§ **Instructions for the task**
Look through the data and write out every line with the word "title" in it.

§ **Data extract**
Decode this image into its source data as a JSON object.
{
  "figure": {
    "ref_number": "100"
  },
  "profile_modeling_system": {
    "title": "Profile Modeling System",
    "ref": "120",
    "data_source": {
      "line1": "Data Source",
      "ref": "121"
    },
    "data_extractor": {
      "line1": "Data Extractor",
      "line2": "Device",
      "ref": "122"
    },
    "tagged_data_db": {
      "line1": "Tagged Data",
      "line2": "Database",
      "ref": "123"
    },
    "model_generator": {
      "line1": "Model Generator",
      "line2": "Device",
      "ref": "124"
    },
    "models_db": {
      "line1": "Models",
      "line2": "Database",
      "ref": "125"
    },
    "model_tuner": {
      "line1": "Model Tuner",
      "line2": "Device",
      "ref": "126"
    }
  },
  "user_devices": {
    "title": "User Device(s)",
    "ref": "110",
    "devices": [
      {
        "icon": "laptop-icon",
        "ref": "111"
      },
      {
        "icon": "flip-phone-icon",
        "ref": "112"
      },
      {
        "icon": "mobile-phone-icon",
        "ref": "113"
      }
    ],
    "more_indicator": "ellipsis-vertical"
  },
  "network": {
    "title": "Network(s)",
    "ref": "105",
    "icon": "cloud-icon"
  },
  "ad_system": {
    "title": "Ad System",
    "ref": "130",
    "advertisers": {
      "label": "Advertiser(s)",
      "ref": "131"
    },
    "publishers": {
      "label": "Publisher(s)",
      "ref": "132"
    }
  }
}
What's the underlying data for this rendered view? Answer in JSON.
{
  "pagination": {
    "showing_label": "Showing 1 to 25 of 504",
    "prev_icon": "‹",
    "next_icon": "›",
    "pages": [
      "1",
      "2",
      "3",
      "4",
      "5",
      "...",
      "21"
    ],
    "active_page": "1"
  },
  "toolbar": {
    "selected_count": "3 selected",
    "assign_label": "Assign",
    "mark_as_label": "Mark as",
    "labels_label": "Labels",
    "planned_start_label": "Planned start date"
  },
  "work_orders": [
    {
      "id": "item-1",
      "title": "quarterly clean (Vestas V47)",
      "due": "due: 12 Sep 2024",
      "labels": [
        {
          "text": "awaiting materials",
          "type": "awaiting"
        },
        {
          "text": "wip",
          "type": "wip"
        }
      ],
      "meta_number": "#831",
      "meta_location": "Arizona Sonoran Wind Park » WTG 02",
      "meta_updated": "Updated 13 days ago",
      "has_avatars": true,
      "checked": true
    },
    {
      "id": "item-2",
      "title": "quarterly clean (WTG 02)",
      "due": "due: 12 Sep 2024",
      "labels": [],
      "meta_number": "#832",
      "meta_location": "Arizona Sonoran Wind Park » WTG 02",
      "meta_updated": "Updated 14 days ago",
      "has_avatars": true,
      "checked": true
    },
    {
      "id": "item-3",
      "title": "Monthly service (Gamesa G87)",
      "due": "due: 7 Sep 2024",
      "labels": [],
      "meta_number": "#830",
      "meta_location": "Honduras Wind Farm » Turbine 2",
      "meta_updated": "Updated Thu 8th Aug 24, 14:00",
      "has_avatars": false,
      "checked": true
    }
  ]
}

§ **Output**
    "title": "Profile Modeling System",
    "title": "User Device(s)",
    "title": "Network(s)",
    "title": "Ad System",
      "title": "quarterly clean (Vestas V47)",
      "title": "quarterly clean (WTG 02)",
      "title": "Monthly service (Gamesa G87)",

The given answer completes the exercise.